-- INFORMATION SHOWN follows --

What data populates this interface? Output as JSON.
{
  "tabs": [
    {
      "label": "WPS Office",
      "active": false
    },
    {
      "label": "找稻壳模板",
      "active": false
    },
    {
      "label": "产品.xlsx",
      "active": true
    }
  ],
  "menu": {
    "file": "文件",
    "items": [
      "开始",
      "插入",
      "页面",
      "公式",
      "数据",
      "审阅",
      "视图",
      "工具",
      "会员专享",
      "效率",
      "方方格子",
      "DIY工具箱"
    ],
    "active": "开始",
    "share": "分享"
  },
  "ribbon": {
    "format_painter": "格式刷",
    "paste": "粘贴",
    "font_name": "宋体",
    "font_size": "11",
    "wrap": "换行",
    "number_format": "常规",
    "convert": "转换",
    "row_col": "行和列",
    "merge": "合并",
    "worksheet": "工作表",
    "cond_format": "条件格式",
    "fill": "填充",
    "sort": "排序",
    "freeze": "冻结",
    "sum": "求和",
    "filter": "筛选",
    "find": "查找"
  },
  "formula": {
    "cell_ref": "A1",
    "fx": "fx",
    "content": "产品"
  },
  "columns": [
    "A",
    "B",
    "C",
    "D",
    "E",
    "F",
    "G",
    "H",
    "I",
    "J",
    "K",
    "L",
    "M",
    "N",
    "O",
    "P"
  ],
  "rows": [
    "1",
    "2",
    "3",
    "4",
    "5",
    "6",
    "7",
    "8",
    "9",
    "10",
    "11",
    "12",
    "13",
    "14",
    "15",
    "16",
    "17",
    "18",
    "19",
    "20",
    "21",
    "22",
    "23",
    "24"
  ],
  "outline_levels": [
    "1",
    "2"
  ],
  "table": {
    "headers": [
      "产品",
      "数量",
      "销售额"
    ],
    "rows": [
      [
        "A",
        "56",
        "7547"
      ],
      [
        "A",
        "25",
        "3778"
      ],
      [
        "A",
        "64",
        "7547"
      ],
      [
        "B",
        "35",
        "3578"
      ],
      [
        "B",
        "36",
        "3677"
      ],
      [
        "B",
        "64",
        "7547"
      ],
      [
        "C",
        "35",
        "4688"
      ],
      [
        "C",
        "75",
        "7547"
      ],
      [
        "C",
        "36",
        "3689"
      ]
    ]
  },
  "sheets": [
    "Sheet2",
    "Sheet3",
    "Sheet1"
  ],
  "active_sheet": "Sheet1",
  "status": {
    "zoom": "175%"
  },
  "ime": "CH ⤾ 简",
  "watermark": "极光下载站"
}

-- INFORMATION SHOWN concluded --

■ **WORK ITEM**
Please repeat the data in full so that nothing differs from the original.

■ **WRITTEN ANSWER**
What data populates this interface? Output as JSON.
{
  "tabs": [
    {
      "label": "WPS Office",
      "active": false
    },
    {
      "label": "找稻壳模板",
      "active": false
    },
    {
      "label": "产品.xlsx",
      "active": true
    }
  ],
  "menu": {
    "file": "文件",
    "items": [
      "开始",
      "插入",
      "页面",
      "公式",
      "数据",
      "审阅",
      "视图",
      "工具",
      "会员专享",
      "效率",
      "方方格子",
      "DIY工具箱"
    ],
    "active": "开始",
    "share": "分享"
  },
  "ribbon": {
    "format_painter": "格式刷",
    "paste": "粘贴",
    "font_name": "宋体",
    "font_size": "11",
    "wrap": "换行",
    "number_format": "常规",
    "convert": "转换",
    "row_col": "行和列",
    "merge": "合并",
    "worksheet": "工作表",
    "cond_format": "条件格式",
    "fill": "填充",
    "sort": "排序",
    "freeze": "冻结",
    "sum": "求和",
    "filter": "筛选",
    "find": "查找"
  },
  "formula": {
    "cell_ref": "A1",
    "fx": "fx",
    "content": "产品"
  },
  "columns": [
    "A",
    "B",
    "C",
    "D",
    "E",
    "F",
    "G",
    "H",
    "I",
    "J",
    "K",
    "L",
    "M",
    "N",
    "O",
    "P"
  ],
  "rows": [
    "1",
    "2",
    "3",
    "4",
    "5",
    "6",
    "7",
    "8",
    "9",
    "10",
    "11",
    "12",
    "13",
    "14",
    "15",
    "16",
    "17",
    "18",
    "19",
    "20",
    "21",
    "22",
    "23",
    "24"
  ],
  "outline_levels": [
    "1",
    "2"
  ],
  "table": {
    "headers": [
      "产品",
      "数量",
      "销售额"
    ],
    "rows": [
      [
        "A",
        "56",
        "7547"
      ],
      [
        "A",
        "25",
        "3778"
      ],
      [
        "A",
        "64",
        "7547"
      ],
      [
        "B",
        "35",
        "3578"
      ],
      [
        "B",
        "36",
        "3677"
      ],
      [
        "B",
        "64",
        "7547"
      ],
      [
        "C",
        "35",
        "4688"
      ],
      [
        "C",
        "75",
        "7547"
      ],
      [
        "C",
        "36",
        "3689"
      ]
    ]
  },
  "sheets": [
    "Sheet2",
    "Sheet3",
    "Sheet1"
  ],
  "active_sheet": "Sheet1",
  "status": {
    "zoom": "175%"
  },
  "ime": "CH ⤾ 简",
  "watermark": "极光下载站"
}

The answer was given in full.